REQUIRED ACTION.
Images excepted, the data below must be repeated exactly.

DATA EXTRACTS.
++++++

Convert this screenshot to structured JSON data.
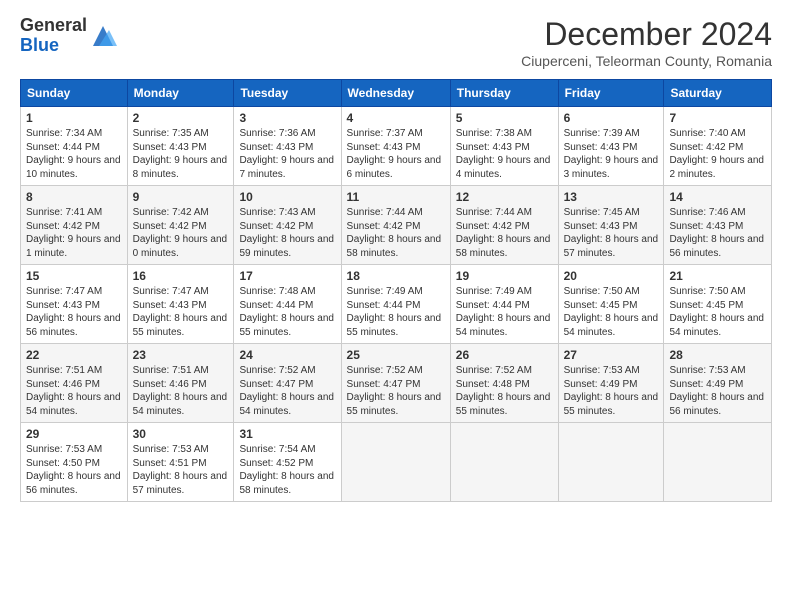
{
  "logo": {
    "general": "General",
    "blue": "Blue"
  },
  "title": "December 2024",
  "location": "Ciuperceni, Teleorman County, Romania",
  "weekdays": [
    "Sunday",
    "Monday",
    "Tuesday",
    "Wednesday",
    "Thursday",
    "Friday",
    "Saturday"
  ],
  "weeks": [
    [
      {
        "day": "1",
        "sunrise": "7:34 AM",
        "sunset": "4:44 PM",
        "daylight": "9 hours and 10 minutes."
      },
      {
        "day": "2",
        "sunrise": "7:35 AM",
        "sunset": "4:43 PM",
        "daylight": "9 hours and 8 minutes."
      },
      {
        "day": "3",
        "sunrise": "7:36 AM",
        "sunset": "4:43 PM",
        "daylight": "9 hours and 7 minutes."
      },
      {
        "day": "4",
        "sunrise": "7:37 AM",
        "sunset": "4:43 PM",
        "daylight": "9 hours and 6 minutes."
      },
      {
        "day": "5",
        "sunrise": "7:38 AM",
        "sunset": "4:43 PM",
        "daylight": "9 hours and 4 minutes."
      },
      {
        "day": "6",
        "sunrise": "7:39 AM",
        "sunset": "4:43 PM",
        "daylight": "9 hours and 3 minutes."
      },
      {
        "day": "7",
        "sunrise": "7:40 AM",
        "sunset": "4:42 PM",
        "daylight": "9 hours and 2 minutes."
      }
    ],
    [
      {
        "day": "8",
        "sunrise": "7:41 AM",
        "sunset": "4:42 PM",
        "daylight": "9 hours and 1 minute."
      },
      {
        "day": "9",
        "sunrise": "7:42 AM",
        "sunset": "4:42 PM",
        "daylight": "9 hours and 0 minutes."
      },
      {
        "day": "10",
        "sunrise": "7:43 AM",
        "sunset": "4:42 PM",
        "daylight": "8 hours and 59 minutes."
      },
      {
        "day": "11",
        "sunrise": "7:44 AM",
        "sunset": "4:42 PM",
        "daylight": "8 hours and 58 minutes."
      },
      {
        "day": "12",
        "sunrise": "7:44 AM",
        "sunset": "4:42 PM",
        "daylight": "8 hours and 58 minutes."
      },
      {
        "day": "13",
        "sunrise": "7:45 AM",
        "sunset": "4:43 PM",
        "daylight": "8 hours and 57 minutes."
      },
      {
        "day": "14",
        "sunrise": "7:46 AM",
        "sunset": "4:43 PM",
        "daylight": "8 hours and 56 minutes."
      }
    ],
    [
      {
        "day": "15",
        "sunrise": "7:47 AM",
        "sunset": "4:43 PM",
        "daylight": "8 hours and 56 minutes."
      },
      {
        "day": "16",
        "sunrise": "7:47 AM",
        "sunset": "4:43 PM",
        "daylight": "8 hours and 55 minutes."
      },
      {
        "day": "17",
        "sunrise": "7:48 AM",
        "sunset": "4:44 PM",
        "daylight": "8 hours and 55 minutes."
      },
      {
        "day": "18",
        "sunrise": "7:49 AM",
        "sunset": "4:44 PM",
        "daylight": "8 hours and 55 minutes."
      },
      {
        "day": "19",
        "sunrise": "7:49 AM",
        "sunset": "4:44 PM",
        "daylight": "8 hours and 54 minutes."
      },
      {
        "day": "20",
        "sunrise": "7:50 AM",
        "sunset": "4:45 PM",
        "daylight": "8 hours and 54 minutes."
      },
      {
        "day": "21",
        "sunrise": "7:50 AM",
        "sunset": "4:45 PM",
        "daylight": "8 hours and 54 minutes."
      }
    ],
    [
      {
        "day": "22",
        "sunrise": "7:51 AM",
        "sunset": "4:46 PM",
        "daylight": "8 hours and 54 minutes."
      },
      {
        "day": "23",
        "sunrise": "7:51 AM",
        "sunset": "4:46 PM",
        "daylight": "8 hours and 54 minutes."
      },
      {
        "day": "24",
        "sunrise": "7:52 AM",
        "sunset": "4:47 PM",
        "daylight": "8 hours and 54 minutes."
      },
      {
        "day": "25",
        "sunrise": "7:52 AM",
        "sunset": "4:47 PM",
        "daylight": "8 hours and 55 minutes."
      },
      {
        "day": "26",
        "sunrise": "7:52 AM",
        "sunset": "4:48 PM",
        "daylight": "8 hours and 55 minutes."
      },
      {
        "day": "27",
        "sunrise": "7:53 AM",
        "sunset": "4:49 PM",
        "daylight": "8 hours and 55 minutes."
      },
      {
        "day": "28",
        "sunrise": "7:53 AM",
        "sunset": "4:49 PM",
        "daylight": "8 hours and 56 minutes."
      }
    ],
    [
      {
        "day": "29",
        "sunrise": "7:53 AM",
        "sunset": "4:50 PM",
        "daylight": "8 hours and 56 minutes."
      },
      {
        "day": "30",
        "sunrise": "7:53 AM",
        "sunset": "4:51 PM",
        "daylight": "8 hours and 57 minutes."
      },
      {
        "day": "31",
        "sunrise": "7:54 AM",
        "sunset": "4:52 PM",
        "daylight": "8 hours and 58 minutes."
      },
      null,
      null,
      null,
      null
    ]
  ]
}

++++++

OUTPUT FOR THIS EXERCISE.
Convert this screenshot to structured JSON data.
{
  "logo": {
    "general": "General",
    "blue": "Blue"
  },
  "title": "December 2024",
  "location": "Ciuperceni, Teleorman County, Romania",
  "weekdays": [
    "Sunday",
    "Monday",
    "Tuesday",
    "Wednesday",
    "Thursday",
    "Friday",
    "Saturday"
  ],
  "weeks": [
    [
      {
        "day": "1",
        "sunrise": "7:34 AM",
        "sunset": "4:44 PM",
        "daylight": "9 hours and 10 minutes."
      },
      {
        "day": "2",
        "sunrise": "7:35 AM",
        "sunset": "4:43 PM",
        "daylight": "9 hours and 8 minutes."
      },
      {
        "day": "3",
        "sunrise": "7:36 AM",
        "sunset": "4:43 PM",
        "daylight": "9 hours and 7 minutes."
      },
      {
        "day": "4",
        "sunrise": "7:37 AM",
        "sunset": "4:43 PM",
        "daylight": "9 hours and 6 minutes."
      },
      {
        "day": "5",
        "sunrise": "7:38 AM",
        "sunset": "4:43 PM",
        "daylight": "9 hours and 4 minutes."
      },
      {
        "day": "6",
        "sunrise": "7:39 AM",
        "sunset": "4:43 PM",
        "daylight": "9 hours and 3 minutes."
      },
      {
        "day": "7",
        "sunrise": "7:40 AM",
        "sunset": "4:42 PM",
        "daylight": "9 hours and 2 minutes."
      }
    ],
    [
      {
        "day": "8",
        "sunrise": "7:41 AM",
        "sunset": "4:42 PM",
        "daylight": "9 hours and 1 minute."
      },
      {
        "day": "9",
        "sunrise": "7:42 AM",
        "sunset": "4:42 PM",
        "daylight": "9 hours and 0 minutes."
      },
      {
        "day": "10",
        "sunrise": "7:43 AM",
        "sunset": "4:42 PM",
        "daylight": "8 hours and 59 minutes."
      },
      {
        "day": "11",
        "sunrise": "7:44 AM",
        "sunset": "4:42 PM",
        "daylight": "8 hours and 58 minutes."
      },
      {
        "day": "12",
        "sunrise": "7:44 AM",
        "sunset": "4:42 PM",
        "daylight": "8 hours and 58 minutes."
      },
      {
        "day": "13",
        "sunrise": "7:45 AM",
        "sunset": "4:43 PM",
        "daylight": "8 hours and 57 minutes."
      },
      {
        "day": "14",
        "sunrise": "7:46 AM",
        "sunset": "4:43 PM",
        "daylight": "8 hours and 56 minutes."
      }
    ],
    [
      {
        "day": "15",
        "sunrise": "7:47 AM",
        "sunset": "4:43 PM",
        "daylight": "8 hours and 56 minutes."
      },
      {
        "day": "16",
        "sunrise": "7:47 AM",
        "sunset": "4:43 PM",
        "daylight": "8 hours and 55 minutes."
      },
      {
        "day": "17",
        "sunrise": "7:48 AM",
        "sunset": "4:44 PM",
        "daylight": "8 hours and 55 minutes."
      },
      {
        "day": "18",
        "sunrise": "7:49 AM",
        "sunset": "4:44 PM",
        "daylight": "8 hours and 55 minutes."
      },
      {
        "day": "19",
        "sunrise": "7:49 AM",
        "sunset": "4:44 PM",
        "daylight": "8 hours and 54 minutes."
      },
      {
        "day": "20",
        "sunrise": "7:50 AM",
        "sunset": "4:45 PM",
        "daylight": "8 hours and 54 minutes."
      },
      {
        "day": "21",
        "sunrise": "7:50 AM",
        "sunset": "4:45 PM",
        "daylight": "8 hours and 54 minutes."
      }
    ],
    [
      {
        "day": "22",
        "sunrise": "7:51 AM",
        "sunset": "4:46 PM",
        "daylight": "8 hours and 54 minutes."
      },
      {
        "day": "23",
        "sunrise": "7:51 AM",
        "sunset": "4:46 PM",
        "daylight": "8 hours and 54 minutes."
      },
      {
        "day": "24",
        "sunrise": "7:52 AM",
        "sunset": "4:47 PM",
        "daylight": "8 hours and 54 minutes."
      },
      {
        "day": "25",
        "sunrise": "7:52 AM",
        "sunset": "4:47 PM",
        "daylight": "8 hours and 55 minutes."
      },
      {
        "day": "26",
        "sunrise": "7:52 AM",
        "sunset": "4:48 PM",
        "daylight": "8 hours and 55 minutes."
      },
      {
        "day": "27",
        "sunrise": "7:53 AM",
        "sunset": "4:49 PM",
        "daylight": "8 hours and 55 minutes."
      },
      {
        "day": "28",
        "sunrise": "7:53 AM",
        "sunset": "4:49 PM",
        "daylight": "8 hours and 56 minutes."
      }
    ],
    [
      {
        "day": "29",
        "sunrise": "7:53 AM",
        "sunset": "4:50 PM",
        "daylight": "8 hours and 56 minutes."
      },
      {
        "day": "30",
        "sunrise": "7:53 AM",
        "sunset": "4:51 PM",
        "daylight": "8 hours and 57 minutes."
      },
      {
        "day": "31",
        "sunrise": "7:54 AM",
        "sunset": "4:52 PM",
        "daylight": "8 hours and 58 minutes."
      },
      null,
      null,
      null,
      null
    ]
  ]
}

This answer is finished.